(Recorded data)
━━━━━━━━━━
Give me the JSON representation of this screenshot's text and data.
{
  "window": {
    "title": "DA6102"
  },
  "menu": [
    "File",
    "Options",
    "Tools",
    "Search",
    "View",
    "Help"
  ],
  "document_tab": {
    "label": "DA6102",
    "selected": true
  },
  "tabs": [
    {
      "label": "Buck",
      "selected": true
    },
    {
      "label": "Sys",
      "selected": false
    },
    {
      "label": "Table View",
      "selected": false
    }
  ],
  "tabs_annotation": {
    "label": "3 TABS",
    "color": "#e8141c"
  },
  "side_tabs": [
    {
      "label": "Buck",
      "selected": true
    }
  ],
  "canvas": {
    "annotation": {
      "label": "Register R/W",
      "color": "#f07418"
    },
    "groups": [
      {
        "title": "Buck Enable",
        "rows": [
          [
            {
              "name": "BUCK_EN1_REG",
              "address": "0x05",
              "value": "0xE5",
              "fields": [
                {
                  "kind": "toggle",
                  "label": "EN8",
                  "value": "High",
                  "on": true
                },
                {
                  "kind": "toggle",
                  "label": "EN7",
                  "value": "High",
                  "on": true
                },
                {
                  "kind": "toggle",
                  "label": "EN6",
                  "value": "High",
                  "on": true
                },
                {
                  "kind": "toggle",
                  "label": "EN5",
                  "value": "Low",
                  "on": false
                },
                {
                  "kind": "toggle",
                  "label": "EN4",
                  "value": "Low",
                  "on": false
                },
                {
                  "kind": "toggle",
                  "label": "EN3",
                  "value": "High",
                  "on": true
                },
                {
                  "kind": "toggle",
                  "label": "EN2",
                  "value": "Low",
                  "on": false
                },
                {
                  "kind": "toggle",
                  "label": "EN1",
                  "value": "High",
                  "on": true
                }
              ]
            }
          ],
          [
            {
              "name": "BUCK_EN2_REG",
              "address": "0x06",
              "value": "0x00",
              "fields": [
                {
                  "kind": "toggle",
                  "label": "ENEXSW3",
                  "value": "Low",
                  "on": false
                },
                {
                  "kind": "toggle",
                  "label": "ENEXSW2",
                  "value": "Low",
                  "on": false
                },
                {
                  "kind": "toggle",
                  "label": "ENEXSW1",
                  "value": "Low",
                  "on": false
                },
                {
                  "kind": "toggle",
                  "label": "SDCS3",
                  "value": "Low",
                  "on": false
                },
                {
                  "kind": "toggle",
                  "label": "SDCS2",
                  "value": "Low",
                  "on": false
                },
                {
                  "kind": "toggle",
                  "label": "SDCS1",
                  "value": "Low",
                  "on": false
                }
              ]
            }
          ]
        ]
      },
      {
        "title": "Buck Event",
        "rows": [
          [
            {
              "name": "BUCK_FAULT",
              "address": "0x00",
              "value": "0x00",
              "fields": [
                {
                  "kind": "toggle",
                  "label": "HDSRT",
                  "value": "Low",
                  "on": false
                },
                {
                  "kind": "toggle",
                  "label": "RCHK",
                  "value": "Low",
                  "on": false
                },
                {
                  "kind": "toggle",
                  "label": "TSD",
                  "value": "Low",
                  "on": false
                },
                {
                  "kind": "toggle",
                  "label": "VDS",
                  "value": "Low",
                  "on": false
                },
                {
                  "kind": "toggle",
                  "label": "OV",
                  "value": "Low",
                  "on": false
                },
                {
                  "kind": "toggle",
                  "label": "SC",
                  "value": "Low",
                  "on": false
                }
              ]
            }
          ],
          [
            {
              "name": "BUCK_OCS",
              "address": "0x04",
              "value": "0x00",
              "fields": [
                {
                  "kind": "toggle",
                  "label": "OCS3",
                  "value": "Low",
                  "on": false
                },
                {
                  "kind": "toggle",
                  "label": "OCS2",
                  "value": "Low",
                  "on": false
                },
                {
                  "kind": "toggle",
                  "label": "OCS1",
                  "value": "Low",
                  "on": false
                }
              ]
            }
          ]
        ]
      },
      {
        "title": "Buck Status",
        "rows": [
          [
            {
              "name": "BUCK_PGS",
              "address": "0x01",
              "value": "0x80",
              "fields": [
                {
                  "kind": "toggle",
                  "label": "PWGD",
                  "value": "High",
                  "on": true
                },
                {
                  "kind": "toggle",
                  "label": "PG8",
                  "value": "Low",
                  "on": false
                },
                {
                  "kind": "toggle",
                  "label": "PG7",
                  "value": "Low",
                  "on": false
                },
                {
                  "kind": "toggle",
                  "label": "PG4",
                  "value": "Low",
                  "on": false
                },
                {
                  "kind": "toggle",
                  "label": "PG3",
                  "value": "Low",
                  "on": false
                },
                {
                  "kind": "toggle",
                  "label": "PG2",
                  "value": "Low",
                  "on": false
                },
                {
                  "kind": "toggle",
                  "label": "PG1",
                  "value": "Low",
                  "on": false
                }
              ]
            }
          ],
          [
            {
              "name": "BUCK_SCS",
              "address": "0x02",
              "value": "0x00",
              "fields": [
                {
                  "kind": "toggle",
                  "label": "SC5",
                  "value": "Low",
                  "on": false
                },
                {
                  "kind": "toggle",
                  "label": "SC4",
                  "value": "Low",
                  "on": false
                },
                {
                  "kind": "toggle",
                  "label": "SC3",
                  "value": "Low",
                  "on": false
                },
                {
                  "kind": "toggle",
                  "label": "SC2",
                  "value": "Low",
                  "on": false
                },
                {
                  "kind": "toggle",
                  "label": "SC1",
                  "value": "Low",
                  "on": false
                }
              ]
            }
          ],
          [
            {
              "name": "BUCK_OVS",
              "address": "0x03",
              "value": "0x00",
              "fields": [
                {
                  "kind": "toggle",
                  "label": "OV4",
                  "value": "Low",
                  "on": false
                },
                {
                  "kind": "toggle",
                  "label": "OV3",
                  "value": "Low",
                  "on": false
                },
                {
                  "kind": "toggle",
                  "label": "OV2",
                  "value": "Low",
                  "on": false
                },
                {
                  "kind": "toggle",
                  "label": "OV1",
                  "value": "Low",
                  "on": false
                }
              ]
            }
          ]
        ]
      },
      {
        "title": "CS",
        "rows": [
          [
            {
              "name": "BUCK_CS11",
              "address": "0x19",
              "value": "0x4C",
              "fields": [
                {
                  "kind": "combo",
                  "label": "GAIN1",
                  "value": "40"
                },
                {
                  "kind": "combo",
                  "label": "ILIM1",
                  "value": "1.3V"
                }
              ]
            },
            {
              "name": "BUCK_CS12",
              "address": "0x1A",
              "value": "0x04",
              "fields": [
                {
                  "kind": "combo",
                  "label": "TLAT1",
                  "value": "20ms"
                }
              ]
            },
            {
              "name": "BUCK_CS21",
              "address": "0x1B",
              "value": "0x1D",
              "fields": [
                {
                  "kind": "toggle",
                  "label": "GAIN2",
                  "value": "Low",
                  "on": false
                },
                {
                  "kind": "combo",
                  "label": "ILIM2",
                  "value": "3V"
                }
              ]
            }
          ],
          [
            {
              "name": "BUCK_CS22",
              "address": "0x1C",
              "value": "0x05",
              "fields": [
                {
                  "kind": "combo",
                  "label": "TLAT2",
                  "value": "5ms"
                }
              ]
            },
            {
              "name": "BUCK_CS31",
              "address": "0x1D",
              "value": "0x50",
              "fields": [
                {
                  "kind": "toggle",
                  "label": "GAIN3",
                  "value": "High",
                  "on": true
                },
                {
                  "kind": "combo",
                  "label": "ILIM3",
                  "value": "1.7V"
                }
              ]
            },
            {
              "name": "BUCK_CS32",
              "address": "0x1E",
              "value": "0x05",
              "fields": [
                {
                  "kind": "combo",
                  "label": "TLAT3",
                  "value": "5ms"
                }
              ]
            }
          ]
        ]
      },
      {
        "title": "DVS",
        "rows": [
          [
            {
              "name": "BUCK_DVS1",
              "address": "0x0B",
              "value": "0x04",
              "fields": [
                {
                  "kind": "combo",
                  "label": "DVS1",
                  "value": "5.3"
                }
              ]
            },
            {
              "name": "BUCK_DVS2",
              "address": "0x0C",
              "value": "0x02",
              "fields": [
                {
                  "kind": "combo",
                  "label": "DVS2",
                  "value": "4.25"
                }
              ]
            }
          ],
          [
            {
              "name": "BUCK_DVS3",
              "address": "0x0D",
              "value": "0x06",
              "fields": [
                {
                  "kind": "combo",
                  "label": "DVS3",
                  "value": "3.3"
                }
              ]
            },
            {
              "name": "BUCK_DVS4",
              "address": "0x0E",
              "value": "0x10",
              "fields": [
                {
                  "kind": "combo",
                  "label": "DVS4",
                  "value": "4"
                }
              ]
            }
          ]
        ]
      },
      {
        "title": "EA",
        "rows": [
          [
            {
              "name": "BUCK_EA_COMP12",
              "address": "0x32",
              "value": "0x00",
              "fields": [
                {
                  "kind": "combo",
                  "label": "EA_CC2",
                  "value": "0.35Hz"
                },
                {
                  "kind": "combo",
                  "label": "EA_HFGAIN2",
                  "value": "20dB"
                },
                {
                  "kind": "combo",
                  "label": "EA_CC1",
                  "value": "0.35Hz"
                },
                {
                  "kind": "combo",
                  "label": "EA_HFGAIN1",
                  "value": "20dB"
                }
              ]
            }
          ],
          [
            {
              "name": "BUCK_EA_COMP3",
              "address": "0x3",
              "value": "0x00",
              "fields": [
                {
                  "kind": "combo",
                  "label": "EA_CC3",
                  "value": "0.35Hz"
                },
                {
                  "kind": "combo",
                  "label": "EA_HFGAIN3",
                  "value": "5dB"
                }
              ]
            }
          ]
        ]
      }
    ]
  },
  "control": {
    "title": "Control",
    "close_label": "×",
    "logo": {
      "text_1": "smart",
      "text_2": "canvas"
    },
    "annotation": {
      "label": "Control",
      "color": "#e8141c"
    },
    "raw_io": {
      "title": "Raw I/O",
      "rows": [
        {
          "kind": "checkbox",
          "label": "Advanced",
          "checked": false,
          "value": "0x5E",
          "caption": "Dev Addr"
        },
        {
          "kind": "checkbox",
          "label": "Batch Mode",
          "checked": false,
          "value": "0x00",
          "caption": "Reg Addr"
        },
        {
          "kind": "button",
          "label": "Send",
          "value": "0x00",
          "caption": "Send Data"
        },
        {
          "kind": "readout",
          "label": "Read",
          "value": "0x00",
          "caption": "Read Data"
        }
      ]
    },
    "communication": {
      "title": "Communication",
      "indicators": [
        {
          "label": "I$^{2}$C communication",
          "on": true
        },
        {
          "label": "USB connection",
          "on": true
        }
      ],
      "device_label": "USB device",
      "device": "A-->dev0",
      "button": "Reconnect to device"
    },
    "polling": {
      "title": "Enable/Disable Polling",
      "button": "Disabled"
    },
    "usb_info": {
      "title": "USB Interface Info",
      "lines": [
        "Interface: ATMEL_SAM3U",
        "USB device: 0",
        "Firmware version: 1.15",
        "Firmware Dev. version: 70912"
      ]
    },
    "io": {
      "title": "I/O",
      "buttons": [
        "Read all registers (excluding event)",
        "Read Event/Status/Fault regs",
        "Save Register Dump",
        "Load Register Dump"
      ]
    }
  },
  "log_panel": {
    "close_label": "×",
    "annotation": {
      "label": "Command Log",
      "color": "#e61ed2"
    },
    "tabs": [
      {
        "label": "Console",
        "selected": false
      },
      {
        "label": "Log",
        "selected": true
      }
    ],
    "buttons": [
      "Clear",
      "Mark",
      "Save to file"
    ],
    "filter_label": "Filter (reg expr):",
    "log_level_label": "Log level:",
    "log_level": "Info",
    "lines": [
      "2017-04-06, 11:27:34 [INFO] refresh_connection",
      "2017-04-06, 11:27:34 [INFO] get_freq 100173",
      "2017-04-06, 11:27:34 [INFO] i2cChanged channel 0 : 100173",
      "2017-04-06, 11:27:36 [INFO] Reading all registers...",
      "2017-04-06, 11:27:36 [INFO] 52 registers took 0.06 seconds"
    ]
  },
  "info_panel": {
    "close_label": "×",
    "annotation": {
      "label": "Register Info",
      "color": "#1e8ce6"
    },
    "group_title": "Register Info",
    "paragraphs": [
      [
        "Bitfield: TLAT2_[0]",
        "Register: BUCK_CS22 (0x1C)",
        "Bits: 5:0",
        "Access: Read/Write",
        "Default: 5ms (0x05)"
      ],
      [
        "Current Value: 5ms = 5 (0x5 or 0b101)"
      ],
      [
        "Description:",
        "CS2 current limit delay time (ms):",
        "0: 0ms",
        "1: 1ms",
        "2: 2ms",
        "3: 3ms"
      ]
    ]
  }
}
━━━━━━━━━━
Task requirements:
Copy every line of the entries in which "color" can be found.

Written answer:
    "color": "#e8141c"
      "color": "#f07418"
      "color": "#e8141c"
      "color": "#e61ed2"
      "color": "#1e8ce6"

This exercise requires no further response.